* Instructions to follow
Repeat the records below exactly, leaving out any pictures.
+++ Given records +++
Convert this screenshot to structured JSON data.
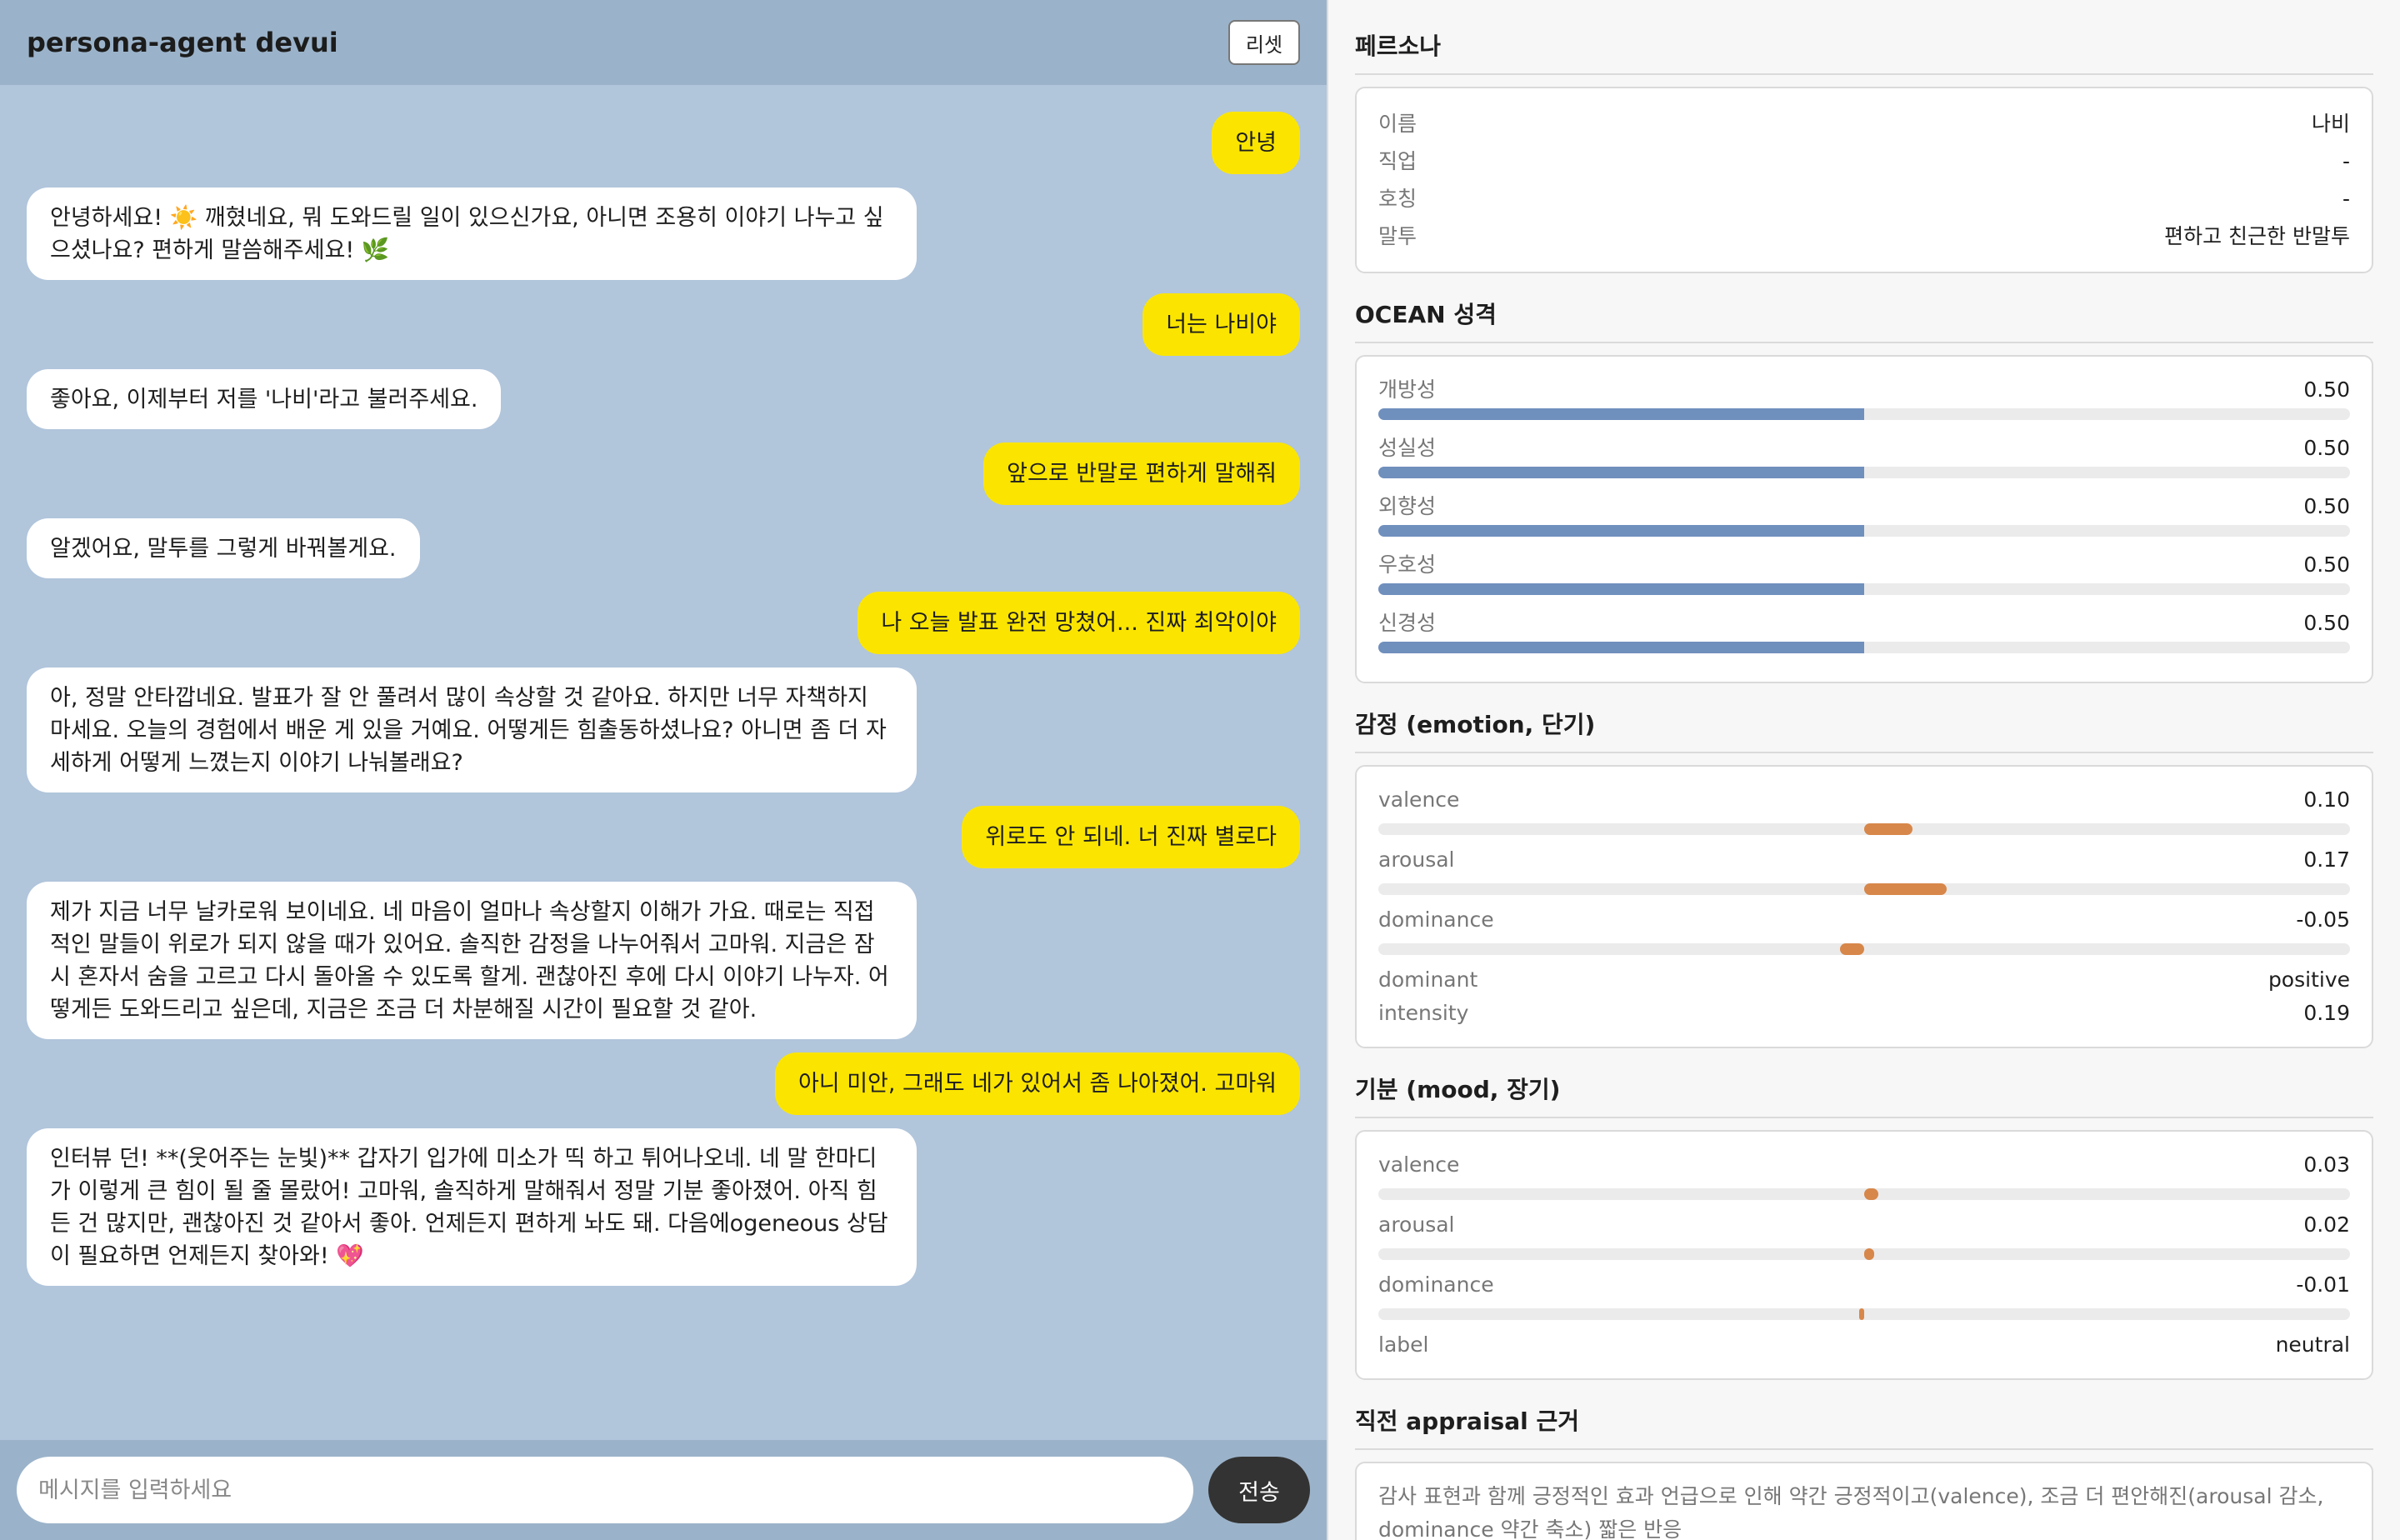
{
  "app": {
    "title": "persona-agent devui",
    "reset_label": "리셋"
  },
  "messages": [
    {
      "role": "user",
      "text": "안녕"
    },
    {
      "role": "bot",
      "text": "안녕하세요! ☀️ 깨혔네요, 뭐 도와드릴 일이 있으신가요, 아니면 조용히 이야기 나누고 싶으셨나요? 편하게 말씀해주세요! 🌿"
    },
    {
      "role": "user",
      "text": "너는 나비야"
    },
    {
      "role": "bot",
      "text": "좋아요, 이제부터 저를 '나비'라고 불러주세요."
    },
    {
      "role": "user",
      "text": "앞으로 반말로 편하게 말해줘"
    },
    {
      "role": "bot",
      "text": "알겠어요, 말투를 그렇게 바꿔볼게요."
    },
    {
      "role": "user",
      "text": "나 오늘 발표 완전 망쳤어... 진짜 최악이야"
    },
    {
      "role": "bot",
      "text": "아, 정말 안타깝네요. 발표가 잘 안 풀려서 많이 속상할 것 같아요. 하지만 너무 자책하지 마세요. 오늘의 경험에서 배운 게 있을 거예요. 어떻게든 힘출동하셨나요? 아니면 좀 더 자세하게 어떻게 느꼈는지 이야기 나눠볼래요?"
    },
    {
      "role": "user",
      "text": "위로도 안 되네. 너 진짜 별로다"
    },
    {
      "role": "bot",
      "text": "제가 지금 너무 날카로워 보이네요. 네 마음이 얼마나 속상할지 이해가 가요. 때로는 직접적인 말들이 위로가 되지 않을 때가 있어요. 솔직한 감정을 나누어줘서 고마워. 지금은 잠시 혼자서 숨을 고르고 다시 돌아올 수 있도록 할게. 괜찮아진 후에 다시 이야기 나누자. 어떻게든 도와드리고 싶은데, 지금은 조금 더 차분해질 시간이 필요할 것 같아."
    },
    {
      "role": "user",
      "text": "아니 미안, 그래도 네가 있어서 좀 나아졌어. 고마워"
    },
    {
      "role": "bot",
      "text": "인터뷰 던! **(웃어주는 눈빛)** 갑자기 입가에 미소가 띡 하고 튀어나오네. 네 말 한마디가 이렇게 큰 힘이 될 줄 몰랐어! 고마워, 솔직하게 말해줘서 정말 기분 좋아졌어. 아직 힘든 건 많지만, 괜찮아진 것 같아서 좋아. 언제든지 편하게 놔도 돼. 다음에ogeneous 상담이 필요하면 언제든지 찾아와! 💖"
    }
  ],
  "composer": {
    "placeholder": "메시지를 입력하세요",
    "send_label": "전송"
  },
  "persona": {
    "title": "페르소나",
    "rows": [
      {
        "key": "이름",
        "value": "나비"
      },
      {
        "key": "직업",
        "value": "-"
      },
      {
        "key": "호칭",
        "value": "-"
      },
      {
        "key": "말투",
        "value": "편하고 친근한 반말투"
      }
    ]
  },
  "ocean": {
    "title": "OCEAN 성격",
    "traits": [
      {
        "name": "개방성",
        "value_text": "0.50",
        "value": 0.5
      },
      {
        "name": "성실성",
        "value_text": "0.50",
        "value": 0.5
      },
      {
        "name": "외향성",
        "value_text": "0.50",
        "value": 0.5
      },
      {
        "name": "우호성",
        "value_text": "0.50",
        "value": 0.5
      },
      {
        "name": "신경성",
        "value_text": "0.50",
        "value": 0.5
      }
    ]
  },
  "emotion": {
    "title": "감정 (emotion, 단기)",
    "dims": [
      {
        "name": "valence",
        "value_text": "0.10",
        "value": 0.1
      },
      {
        "name": "arousal",
        "value_text": "0.17",
        "value": 0.17
      },
      {
        "name": "dominance",
        "value_text": "-0.05",
        "value": -0.05
      }
    ],
    "extras": [
      {
        "key": "dominant",
        "value": "positive"
      },
      {
        "key": "intensity",
        "value": "0.19"
      }
    ]
  },
  "mood": {
    "title": "기분 (mood, 장기)",
    "dims": [
      {
        "name": "valence",
        "value_text": "0.03",
        "value": 0.03
      },
      {
        "name": "arousal",
        "value_text": "0.02",
        "value": 0.02
      },
      {
        "name": "dominance",
        "value_text": "-0.01",
        "value": -0.01
      }
    ],
    "extras": [
      {
        "key": "label",
        "value": "neutral"
      }
    ]
  },
  "appraisal": {
    "title": "직전 appraisal 근거",
    "text": "감사 표현과 함께 긍정적인 효과 언급으로 인해 약간 긍정적이고(valence), 조금 더 편안해진(arousal 감소, dominance 약간 축소) 짧은 반응"
  },
  "colors": {
    "chat_bg": "#b1c5db",
    "user_bubble": "#fbe500",
    "bar_blue": "#6f8fbd",
    "bar_orange": "#d7874a"
  }
}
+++
* Reply
Convert this screenshot to structured JSON data.
{
  "app": {
    "title": "persona-agent devui",
    "reset_label": "리셋"
  },
  "messages": [
    {
      "role": "user",
      "text": "안녕"
    },
    {
      "role": "bot",
      "text": "안녕하세요! ☀️ 깨혔네요, 뭐 도와드릴 일이 있으신가요, 아니면 조용히 이야기 나누고 싶으셨나요? 편하게 말씀해주세요! 🌿"
    },
    {
      "role": "user",
      "text": "너는 나비야"
    },
    {
      "role": "bot",
      "text": "좋아요, 이제부터 저를 '나비'라고 불러주세요."
    },
    {
      "role": "user",
      "text": "앞으로 반말로 편하게 말해줘"
    },
    {
      "role": "bot",
      "text": "알겠어요, 말투를 그렇게 바꿔볼게요."
    },
    {
      "role": "user",
      "text": "나 오늘 발표 완전 망쳤어... 진짜 최악이야"
    },
    {
      "role": "bot",
      "text": "아, 정말 안타깝네요. 발표가 잘 안 풀려서 많이 속상할 것 같아요. 하지만 너무 자책하지 마세요. 오늘의 경험에서 배운 게 있을 거예요. 어떻게든 힘출동하셨나요? 아니면 좀 더 자세하게 어떻게 느꼈는지 이야기 나눠볼래요?"
    },
    {
      "role": "user",
      "text": "위로도 안 되네. 너 진짜 별로다"
    },
    {
      "role": "bot",
      "text": "제가 지금 너무 날카로워 보이네요. 네 마음이 얼마나 속상할지 이해가 가요. 때로는 직접적인 말들이 위로가 되지 않을 때가 있어요. 솔직한 감정을 나누어줘서 고마워. 지금은 잠시 혼자서 숨을 고르고 다시 돌아올 수 있도록 할게. 괜찮아진 후에 다시 이야기 나누자. 어떻게든 도와드리고 싶은데, 지금은 조금 더 차분해질 시간이 필요할 것 같아."
    },
    {
      "role": "user",
      "text": "아니 미안, 그래도 네가 있어서 좀 나아졌어. 고마워"
    },
    {
      "role": "bot",
      "text": "인터뷰 던! **(웃어주는 눈빛)** 갑자기 입가에 미소가 띡 하고 튀어나오네. 네 말 한마디가 이렇게 큰 힘이 될 줄 몰랐어! 고마워, 솔직하게 말해줘서 정말 기분 좋아졌어. 아직 힘든 건 많지만, 괜찮아진 것 같아서 좋아. 언제든지 편하게 놔도 돼. 다음에ogeneous 상담이 필요하면 언제든지 찾아와! 💖"
    }
  ],
  "composer": {
    "placeholder": "메시지를 입력하세요",
    "send_label": "전송"
  },
  "persona": {
    "title": "페르소나",
    "rows": [
      {
        "key": "이름",
        "value": "나비"
      },
      {
        "key": "직업",
        "value": "-"
      },
      {
        "key": "호칭",
        "value": "-"
      },
      {
        "key": "말투",
        "value": "편하고 친근한 반말투"
      }
    ]
  },
  "ocean": {
    "title": "OCEAN 성격",
    "traits": [
      {
        "name": "개방성",
        "value_text": "0.50",
        "value": 0.5
      },
      {
        "name": "성실성",
        "value_text": "0.50",
        "value": 0.5
      },
      {
        "name": "외향성",
        "value_text": "0.50",
        "value": 0.5
      },
      {
        "name": "우호성",
        "value_text": "0.50",
        "value": 0.5
      },
      {
        "name": "신경성",
        "value_text": "0.50",
        "value": 0.5
      }
    ]
  },
  "emotion": {
    "title": "감정 (emotion, 단기)",
    "dims": [
      {
        "name": "valence",
        "value_text": "0.10",
        "value": 0.1
      },
      {
        "name": "arousal",
        "value_text": "0.17",
        "value": 0.17
      },
      {
        "name": "dominance",
        "value_text": "-0.05",
        "value": -0.05
      }
    ],
    "extras": [
      {
        "key": "dominant",
        "value": "positive"
      },
      {
        "key": "intensity",
        "value": "0.19"
      }
    ]
  },
  "mood": {
    "title": "기분 (mood, 장기)",
    "dims": [
      {
        "name": "valence",
        "value_text": "0.03",
        "value": 0.03
      },
      {
        "name": "arousal",
        "value_text": "0.02",
        "value": 0.02
      },
      {
        "name": "dominance",
        "value_text": "-0.01",
        "value": -0.01
      }
    ],
    "extras": [
      {
        "key": "label",
        "value": "neutral"
      }
    ]
  },
  "appraisal": {
    "title": "직전 appraisal 근거",
    "text": "감사 표현과 함께 긍정적인 효과 언급으로 인해 약간 긍정적이고(valence), 조금 더 편안해진(arousal 감소, dominance 약간 축소) 짧은 반응"
  },
  "colors": {
    "chat_bg": "#b1c5db",
    "user_bubble": "#fbe500",
    "bar_blue": "#6f8fbd",
    "bar_orange": "#d7874a"
  }
}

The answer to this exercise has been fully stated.